|Abstract:||Production Credit Associations (PCAs) are farmer-owned cooperatives which are intended to enhance the economic well-being of farmers and ranchers in the United States. A way that PCAs accomplish this purpose is by providing their borrowers low, stable cost credit services. The extent to which PCAs are able to reduce the level and the stability of borrowers' costs depends on the capitalization methods employed by the associations.
Measurement of the financing costs of borrowers is complex because borrowers are investors in a PCA and they are also patrons of the association. Thus PCA borrowers simultaneously receive returns on their investments in a PCA as they incur interest expenses. Therefore PCA borrowers' financing costs should reflect the net effect of the returns the borrowers receive as investors in their association. This was accomplished in this study by expressing borrowers' costs in terms of a single interest rate which was the discount rate that caused the net present value of the cash flows associated with a PCA loan to equal zero.
A stochastic, multi-period simulation model was used to analyze the impacts various capitalization methods have on the level and the stability of borrowers' costs. The model's stochastic variable was the interest rate charged by the Federal Intermediate Credit Bank. In addition to generating measures of the level and the stability of borrowers' costs, this study's simulation model also reported the model PCA's periodic financial position in terms of balance sheets, income statements, and cash flow statements.

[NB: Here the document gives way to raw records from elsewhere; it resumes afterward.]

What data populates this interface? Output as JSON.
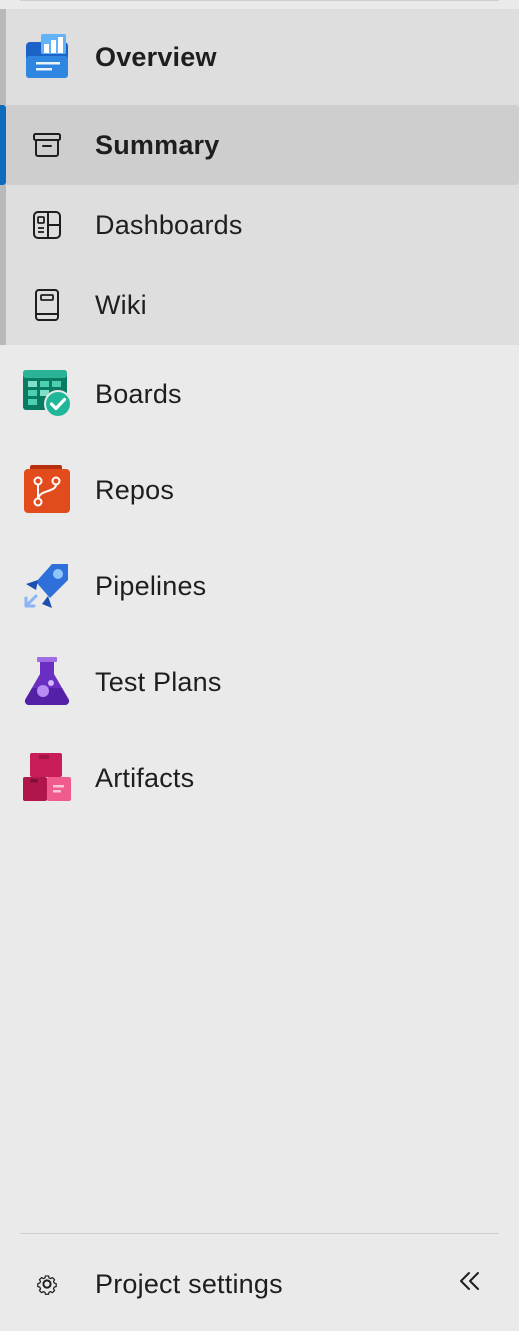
{
  "nav": {
    "overview": {
      "label": "Overview",
      "icon": "overview-icon"
    },
    "sub_items": [
      {
        "label": "Summary",
        "icon": "summary-icon",
        "selected": true
      },
      {
        "label": "Dashboards",
        "icon": "dashboards-icon"
      },
      {
        "label": "Wiki",
        "icon": "wiki-icon"
      }
    ],
    "services": [
      {
        "label": "Boards",
        "icon": "boards-icon"
      },
      {
        "label": "Repos",
        "icon": "repos-icon"
      },
      {
        "label": "Pipelines",
        "icon": "pipelines-icon"
      },
      {
        "label": "Test Plans",
        "icon": "test-plans-icon"
      },
      {
        "label": "Artifacts",
        "icon": "artifacts-icon"
      }
    ]
  },
  "footer": {
    "settings_label": "Project settings",
    "settings_icon": "gear-icon",
    "collapse_icon": "double-chevron-left-icon"
  },
  "colors": {
    "accent": "#0f6cbd",
    "sidebar_bg": "#eaeaea",
    "group_bg": "#dedede",
    "selected_bg": "#cecece"
  }
}
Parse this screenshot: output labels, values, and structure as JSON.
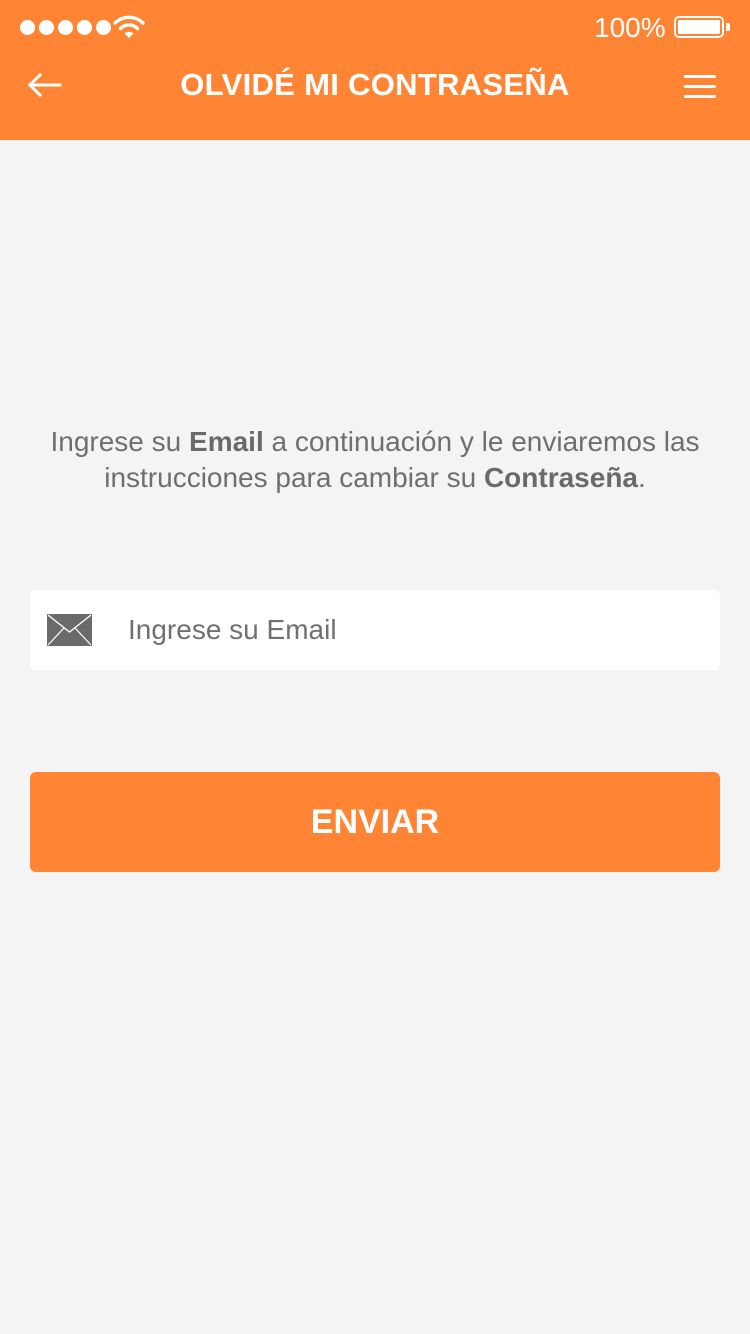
{
  "status_bar": {
    "battery_percent": "100%",
    "battery_level": 1.0,
    "signal_bars": 5
  },
  "nav": {
    "title": "OLVIDÉ MI CONTRASEÑA",
    "back_icon": "arrow-left-icon",
    "menu_icon": "hamburger-menu-icon"
  },
  "instructions": {
    "part1": "Ingrese su ",
    "bold1": "Email",
    "part2": " a continuación y le enviaremos las instrucciones para cambiar su ",
    "bold2": "Contraseña",
    "part3": "."
  },
  "email_field": {
    "placeholder": "Ingrese su Email",
    "icon": "envelope-icon"
  },
  "send_button": {
    "label": "ENVIAR"
  },
  "colors": {
    "accent": "#ff8534",
    "background": "#f4f4f4",
    "text": "#6f6f6f"
  }
}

Various capitalization and environmental specifications, based primarily on historic data, were used to simulate PCA operations in order to obtain measures of: (1) the model PCA's financial position and (2) the level and the stability of borrowers' costs. The results of these simulations indicated that some capitalization methods were not financially feasible because they caused the model PCA's leverage position to exceed acceptable levels. The simulation results also indicated that some methods were preferred to others because they resulted in lower and/or more stable costs for borrowers. However preferred capitalization methods for one set of economic conditions were not always preferred for the other economic conditions analyzed.
This study provides PCAs with a means for analyzing and comparing the impacts of various capitalization methods on borrowers' costs. By utilizing the information conveyed by this study PCAs should be more able to perform as intended and to serve the interests of their member-borrowers.
Thesis (Ph.D.)--University of Illinois at Urbana-Champaign, 1984.
|Date Available in IDEALS:||2014-12-15|
This item appears in the following Collection(s)
Dissertations - Agricultural and Consumer Economics
Graduate Dissertations and Theses at Illinois
Graduate Theses and Dissertations at Illinois